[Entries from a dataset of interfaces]
※
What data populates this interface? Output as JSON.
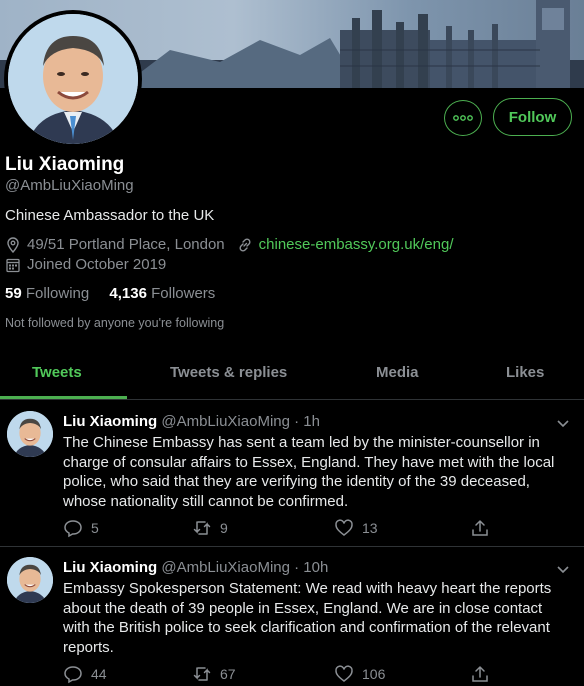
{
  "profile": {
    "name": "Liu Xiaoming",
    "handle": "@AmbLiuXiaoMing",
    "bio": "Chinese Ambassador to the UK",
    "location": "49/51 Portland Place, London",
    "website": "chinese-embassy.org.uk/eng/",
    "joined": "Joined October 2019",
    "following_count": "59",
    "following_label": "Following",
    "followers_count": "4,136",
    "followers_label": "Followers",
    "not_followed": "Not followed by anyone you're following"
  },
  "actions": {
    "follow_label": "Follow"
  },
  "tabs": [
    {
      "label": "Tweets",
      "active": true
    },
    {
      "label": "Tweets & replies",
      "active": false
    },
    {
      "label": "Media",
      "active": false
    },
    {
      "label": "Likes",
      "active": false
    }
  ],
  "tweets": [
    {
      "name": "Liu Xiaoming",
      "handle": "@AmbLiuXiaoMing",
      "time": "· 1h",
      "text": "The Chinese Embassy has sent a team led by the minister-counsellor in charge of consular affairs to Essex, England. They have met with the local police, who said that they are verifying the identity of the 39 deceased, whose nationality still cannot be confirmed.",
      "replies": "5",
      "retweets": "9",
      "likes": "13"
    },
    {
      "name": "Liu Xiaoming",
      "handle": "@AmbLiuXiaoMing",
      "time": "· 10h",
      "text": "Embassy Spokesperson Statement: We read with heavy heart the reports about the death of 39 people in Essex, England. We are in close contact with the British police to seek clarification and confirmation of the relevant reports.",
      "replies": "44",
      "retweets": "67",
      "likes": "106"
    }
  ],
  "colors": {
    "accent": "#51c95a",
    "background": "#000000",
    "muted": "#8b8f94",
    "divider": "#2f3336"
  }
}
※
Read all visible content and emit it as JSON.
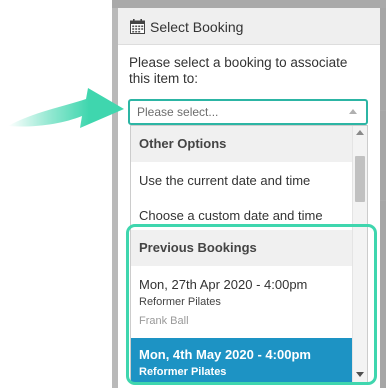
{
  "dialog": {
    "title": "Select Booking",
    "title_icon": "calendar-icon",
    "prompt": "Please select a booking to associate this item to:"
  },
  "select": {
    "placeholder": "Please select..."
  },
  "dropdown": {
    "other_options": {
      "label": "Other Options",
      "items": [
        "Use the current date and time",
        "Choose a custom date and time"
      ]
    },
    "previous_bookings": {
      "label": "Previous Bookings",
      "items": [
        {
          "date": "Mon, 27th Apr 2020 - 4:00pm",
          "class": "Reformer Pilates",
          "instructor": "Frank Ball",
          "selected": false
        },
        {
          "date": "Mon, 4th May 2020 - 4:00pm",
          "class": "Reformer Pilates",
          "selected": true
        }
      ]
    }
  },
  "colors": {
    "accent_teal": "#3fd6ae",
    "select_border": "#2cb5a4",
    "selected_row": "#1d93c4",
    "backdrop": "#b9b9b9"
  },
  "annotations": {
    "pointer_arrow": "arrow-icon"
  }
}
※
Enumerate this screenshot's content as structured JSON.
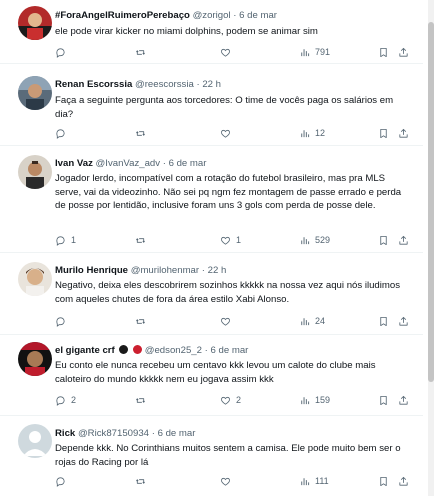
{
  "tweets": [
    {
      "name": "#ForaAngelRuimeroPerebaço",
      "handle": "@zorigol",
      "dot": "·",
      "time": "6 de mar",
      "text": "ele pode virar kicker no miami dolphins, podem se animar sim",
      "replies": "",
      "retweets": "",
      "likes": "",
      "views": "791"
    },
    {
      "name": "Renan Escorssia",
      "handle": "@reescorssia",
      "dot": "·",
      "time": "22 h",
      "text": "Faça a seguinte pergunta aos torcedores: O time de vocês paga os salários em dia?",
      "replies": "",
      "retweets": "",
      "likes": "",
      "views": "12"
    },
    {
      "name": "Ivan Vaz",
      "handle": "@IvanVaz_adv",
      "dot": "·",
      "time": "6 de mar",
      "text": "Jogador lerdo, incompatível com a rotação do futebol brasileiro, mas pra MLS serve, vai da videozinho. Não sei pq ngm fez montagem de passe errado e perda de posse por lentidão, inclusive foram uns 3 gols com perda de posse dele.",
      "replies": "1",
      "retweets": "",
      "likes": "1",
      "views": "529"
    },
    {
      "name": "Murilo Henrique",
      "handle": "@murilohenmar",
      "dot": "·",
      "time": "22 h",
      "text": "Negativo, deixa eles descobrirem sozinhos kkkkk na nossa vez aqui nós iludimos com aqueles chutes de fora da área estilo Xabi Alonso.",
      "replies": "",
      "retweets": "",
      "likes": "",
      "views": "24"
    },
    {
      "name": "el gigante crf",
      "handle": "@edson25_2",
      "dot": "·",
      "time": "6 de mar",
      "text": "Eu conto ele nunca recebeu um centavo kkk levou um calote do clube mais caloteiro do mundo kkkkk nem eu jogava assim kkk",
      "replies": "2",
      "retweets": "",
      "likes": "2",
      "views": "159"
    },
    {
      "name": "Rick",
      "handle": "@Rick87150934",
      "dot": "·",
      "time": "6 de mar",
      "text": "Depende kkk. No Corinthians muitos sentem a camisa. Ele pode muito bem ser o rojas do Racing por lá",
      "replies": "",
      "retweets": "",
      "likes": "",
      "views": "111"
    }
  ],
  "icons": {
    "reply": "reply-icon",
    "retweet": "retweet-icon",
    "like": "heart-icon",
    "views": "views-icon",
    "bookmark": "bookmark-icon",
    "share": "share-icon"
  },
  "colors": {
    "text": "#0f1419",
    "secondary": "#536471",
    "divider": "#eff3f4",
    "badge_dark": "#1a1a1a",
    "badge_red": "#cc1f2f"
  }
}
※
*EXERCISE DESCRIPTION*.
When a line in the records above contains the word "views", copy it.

*ANSWER BELOW*.
      "views": "791"
      "views": "12"
      "views": "529"
      "views": "24"
      "views": "159"
      "views": "111"
    "views": "views-icon",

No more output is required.